* RECORDS SHOWN *
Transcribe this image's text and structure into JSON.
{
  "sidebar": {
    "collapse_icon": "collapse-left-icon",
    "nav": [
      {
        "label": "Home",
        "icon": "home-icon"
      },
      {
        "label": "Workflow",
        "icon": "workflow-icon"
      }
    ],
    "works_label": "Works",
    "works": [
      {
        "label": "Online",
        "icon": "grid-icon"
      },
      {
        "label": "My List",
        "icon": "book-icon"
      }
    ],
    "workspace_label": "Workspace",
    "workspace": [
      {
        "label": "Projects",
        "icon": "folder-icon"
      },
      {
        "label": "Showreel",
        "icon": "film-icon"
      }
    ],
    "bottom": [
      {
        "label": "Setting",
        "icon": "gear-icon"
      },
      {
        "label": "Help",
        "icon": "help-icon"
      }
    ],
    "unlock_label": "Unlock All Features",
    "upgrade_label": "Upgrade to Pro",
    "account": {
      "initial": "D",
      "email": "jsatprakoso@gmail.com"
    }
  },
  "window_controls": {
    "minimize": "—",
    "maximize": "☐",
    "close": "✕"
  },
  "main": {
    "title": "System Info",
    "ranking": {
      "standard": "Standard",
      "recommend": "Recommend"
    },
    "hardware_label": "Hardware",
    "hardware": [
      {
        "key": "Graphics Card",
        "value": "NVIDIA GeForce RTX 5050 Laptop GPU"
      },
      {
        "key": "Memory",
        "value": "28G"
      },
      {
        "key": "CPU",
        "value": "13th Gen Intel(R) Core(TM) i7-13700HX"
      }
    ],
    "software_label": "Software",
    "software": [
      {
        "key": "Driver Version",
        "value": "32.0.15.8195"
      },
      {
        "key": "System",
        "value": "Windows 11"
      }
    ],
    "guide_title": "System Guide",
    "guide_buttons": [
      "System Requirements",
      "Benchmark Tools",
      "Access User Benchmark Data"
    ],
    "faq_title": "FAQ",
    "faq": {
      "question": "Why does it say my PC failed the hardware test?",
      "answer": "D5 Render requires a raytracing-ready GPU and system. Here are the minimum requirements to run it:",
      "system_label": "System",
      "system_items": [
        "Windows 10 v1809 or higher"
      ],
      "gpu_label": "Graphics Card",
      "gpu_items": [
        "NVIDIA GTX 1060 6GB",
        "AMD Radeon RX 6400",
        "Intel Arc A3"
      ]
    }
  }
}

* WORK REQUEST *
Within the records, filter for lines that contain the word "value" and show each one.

* TASK SOLUTION *
        "value": "NVIDIA GeForce RTX 5050 Laptop GPU"
        "value": "28G"
        "value": "13th Gen Intel(R) Core(TM) i7-13700HX"
        "value": "32.0.15.8195"
        "value": "Windows 11"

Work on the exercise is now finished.